Exact copy, no pictures: return all the data below as written.
____ ENTRIES SUPPLIED
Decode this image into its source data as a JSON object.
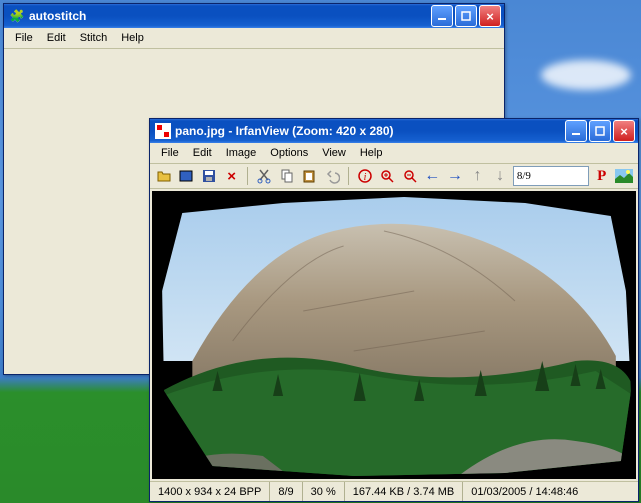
{
  "autostitch": {
    "title": "autostitch",
    "menu": [
      "File",
      "Edit",
      "Stitch",
      "Help"
    ]
  },
  "irfanview": {
    "title": "pano.jpg - IrfanView (Zoom: 420 x 280)",
    "menu": [
      "File",
      "Edit",
      "Image",
      "Options",
      "View",
      "Help"
    ],
    "index_field": "8/9",
    "status": {
      "dims": "1400 x 934 x 24 BPP",
      "index": "8/9",
      "zoom": "30 %",
      "size": "167.44 KB / 3.74 MB",
      "datetime": "01/03/2005 / 14:48:46"
    }
  }
}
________
- _WRITTEN SOLUTION_:
Decode this image into its source data as a JSON object.
{
  "autostitch": {
    "title": "autostitch",
    "menu": [
      "File",
      "Edit",
      "Stitch",
      "Help"
    ]
  },
  "irfanview": {
    "title": "pano.jpg - IrfanView (Zoom: 420 x 280)",
    "menu": [
      "File",
      "Edit",
      "Image",
      "Options",
      "View",
      "Help"
    ],
    "index_field": "8/9",
    "status": {
      "dims": "1400 x 934 x 24 BPP",
      "index": "8/9",
      "zoom": "30 %",
      "size": "167.44 KB / 3.74 MB",
      "datetime": "01/03/2005 / 14:48:46"
    }
  }
}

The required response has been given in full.